A busy shop is not always a profitable shop. Running more vehicles through the bays does not mean that the shop is making money. It depends on the type of repair that is needed. If techs are only performing minimal repairs on each car, the shop is likely losing money and stressing staff out. It’s when shops focus on measuring and maximizing average repair order – while also focusing on team cooperation and efficiency – that profits go up

The first thing that any shop must do to maximize ARO is to make sure that all employees are aware that this is the focus. Every vehicle that comes in must be thoroughly and properly inspected according to ethical standards. This means that staff must document any issues. Documentation is important because it establishes a paper trail and reassures the customer that the shop isn’t making up new problems just to make more money right now.

Once inspections have been done, the tech must clearly communicate to the service advisor anything that is wrong with the vehicle. The service advisor needs to know what the issues are, why they need to be repaired, what parts are needed to repair them, and how long the repair will take. If the service advisor doesn’t know this information, he will be at a disadvantage in persuading the customer that it’s necessary to fix these problems. Making sure that the back of the shop communicates with the front of the shop clearly and efficiently is crucial to increasing ARO. 

If given the option, many customers will decline a full inspection of their car because they don’t want to be surprised by unexpected problems. They might not trust the shop or the service advisor. If their cars have problems that are either safety issues or will result in larger repairs if they go unaddressed, however, they need to know. Some will still decline repairs because they won’t want to pay the money or can’t afford it. Future-oriented customers or customers with reliable income may decide to take care of problems before they become bigger. 

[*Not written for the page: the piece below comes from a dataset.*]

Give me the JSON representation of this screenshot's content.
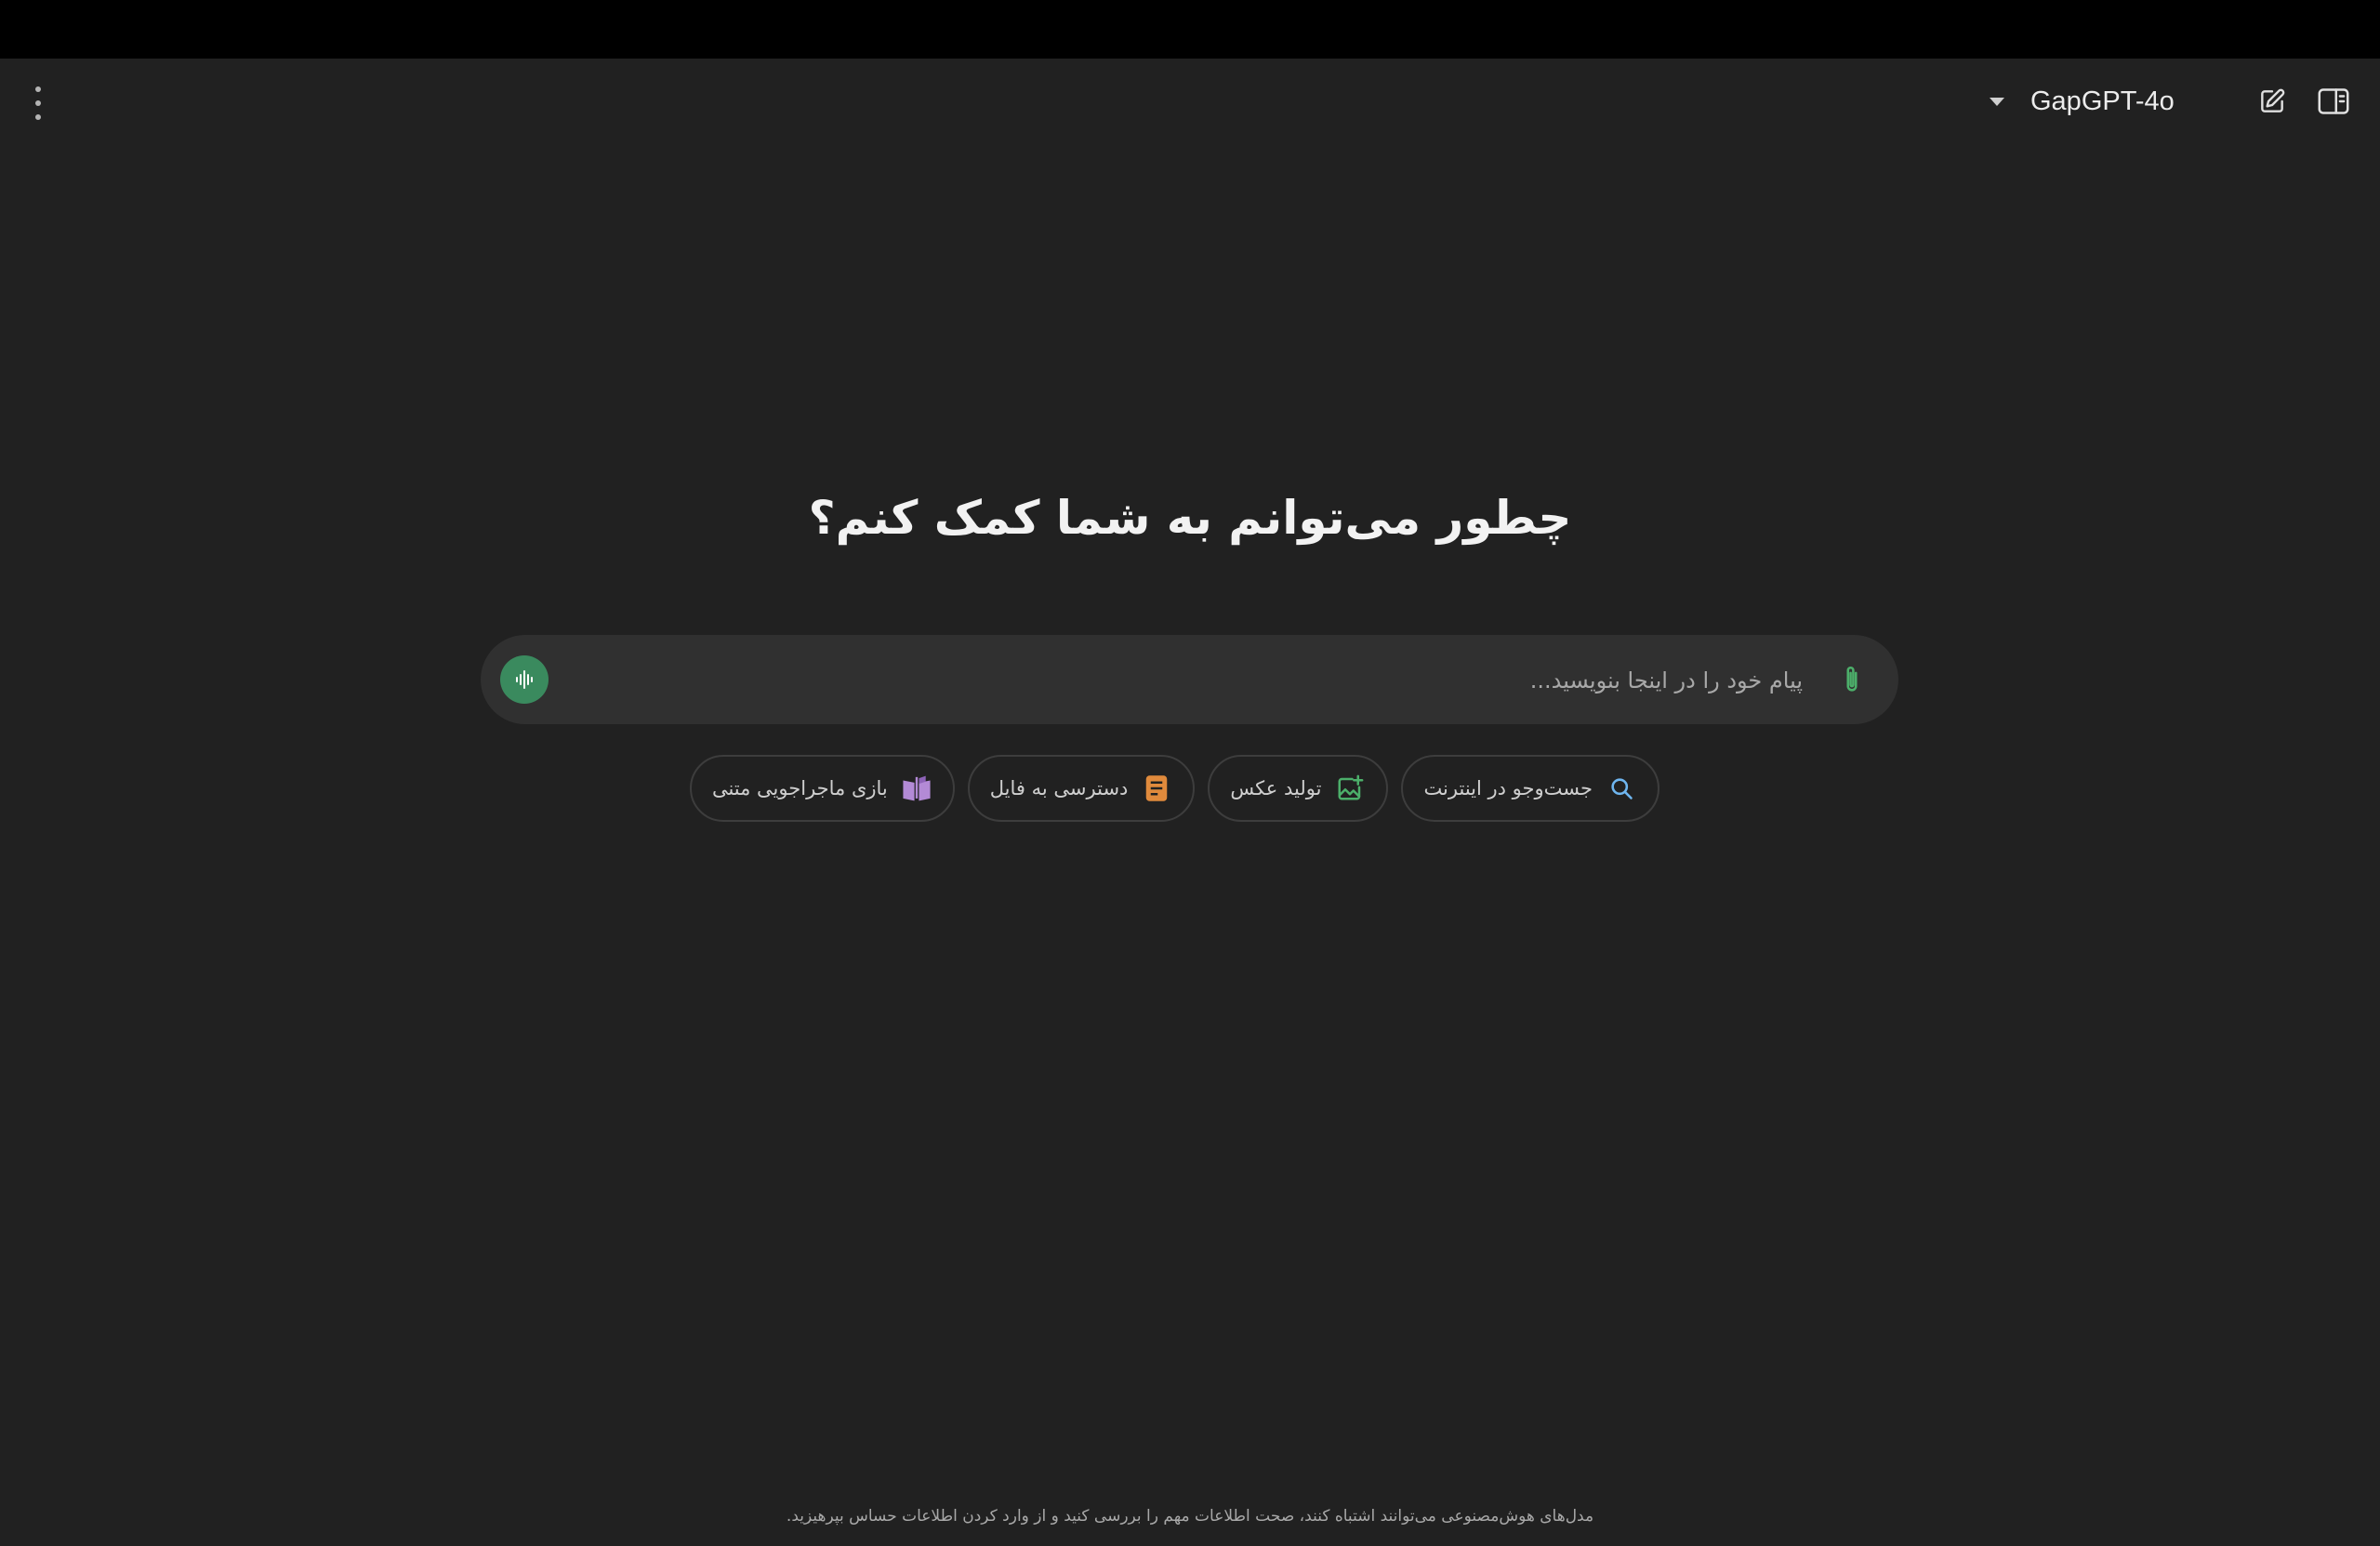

It’s useful if the service advisor writes the work order beginning with the problem that the customer is already aware of. If the work order has several items, that can be intimidating for the customer. Starting with the known problem and then listing any other repairs in order of importance can help make them feel more comfortable and less defensive. It’s easier to sell services when you’ve already sold one – the one they came in seeking help for.

If there are services that don’t need to be done immediately but do need to be addressed in the future, the service advisor should inform them. If a problem is in the back of the customer’s mind, they may be more amenable to fixing it the next time they come in for service even if they come in for a different repair. 

Increasing ARO Takes Time

Taking the necessary time with quality, future-oriented customers will make a big difference to average repair order amounts. Discount customers who only come in for small or emergency repairs are unlikely to do much for the shop’s bottom line. Creating relationships built on trust with customers who are proactive about their vehicles will. If we learn anything from the COVID-19 experience, it should be that building relationships and attracting loyal customers who extend trust is far more useful than focusing on repair numbers alone. 

What has your shop’s experience with COVID-19 and ARO been? We would like to know about your experience, so please leave your comments either here or on our forums.